The end result of both swatches, after blocking, are completely worthwhile and I’m glad I didn’t completely abandon hope too early.  Although I went ahead with blocking my exploration swatch, I really didn’t think it would be a success, so I didn’t take the pre-blocking gauge.  I was so happy with it that I am redoing a swatch on wood needles to see if it is easier.

 Meridian Exploration Swatch, Unblocked and Blocked, Jill Wolcott

Meridian Exploration Swatch, Unblocked and Blocked, Jill Wolcott

Whatever stitch pattern is worked, there is a marvelous halo around each stitch after blocking. I will be quite honest in saying that this is a more challenging yarn to knit.  At one point my needle kept slipping out while I was counting, which was vexing.  So it is slippery; there are some comments on Ravelry about it being split-y, but I didn’t have a problem with that.  My main issue was that it was entirely impossible to tell what the end result was going to be.  It seemed quite slow going (but look at the changes in blocked gauge), and I expect it will go more smoothly using  a non-metal needle.

 Eyelet Pattern Blocked, Jill Wolcott

Eyelet Pattern Blocked, Jill Wolcott

I love poking around the projects posted for a yarn on Ravelry.  Here are a selection of favorites.  

  1.  Used with Shibui Knit Pebble in stripes.  https://www.ravelry.com/projects/lismete/textured-stripes
  2. A beautiful (if small bit of it) crocheted lace https://www.ravelry.com/projects/clare6/oswin
  3. Another crochet.  Lace, sleeveless duster  https://www.ravelry.com/projects/opportunityknits/crochet-duster-coat
  4. A good representative example of the many Meek’s Bay shawls.  https://www.ravelry.com/projects/sabews/meeks-bay
  5. A gorgeous shawl from Mindy Wilkes  https://www.ravelry.com/projects/Mindy/brunswick
  6. A nice version of a Stockinette cardigan  https://www.ravelry.com/projects/knitandmiss/featherweight-cardigan

I had lots of ideas while making my swatches, which tells me Meridian was nudging me in a creative way which I love.  I am more excited about my ideas now that I have beautiful blocked swatches to look at.  I am going to redo the lace swatch too.

My initial idea was to work a wingspan shawl.  I like the components I chose for stitch patterns, but seeing how the fabric drapes and holds body gives me ideas for design tweaks I can make before embarking on the shawl.  Using a twisted knit between the YOs in both patterns will enhance the overall pattern and perhaps a modification to the YOs.   

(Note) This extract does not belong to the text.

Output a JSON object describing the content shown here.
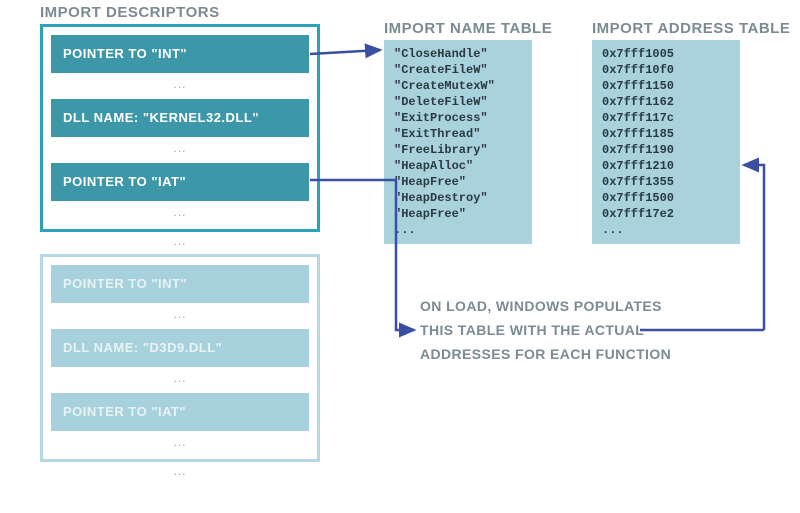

I finished off my shawl swatch with a stitch that looks like buds, which goes very nicely with my other pattern, but it looked sloppy and sad before I wet blocked.  It was helped by the wet block, but like everything, the extra polish of steam blocking and stretching to final shape made a complete, and positive, difference.

 Jill Wolcott

Jill Wolcott

If you are interested in knowing more about this, I’m redoing swatches, and you can follow my latest results on my GMT project page on Ravelry https://www.ravelry.com/projects/JillWolcott-Knits/gmt.

Keep up on all things Jill Wolcott:
Contact: jill@jillwolcottknits.com
Blog:  http://www.jillwolcottknits.com/category/blog/
Twitter: @jillwolcottknit
Instagram: @jillwolcottknits
Pinterest: Jill Wolcott Knits
www.JillWolcottKnits.com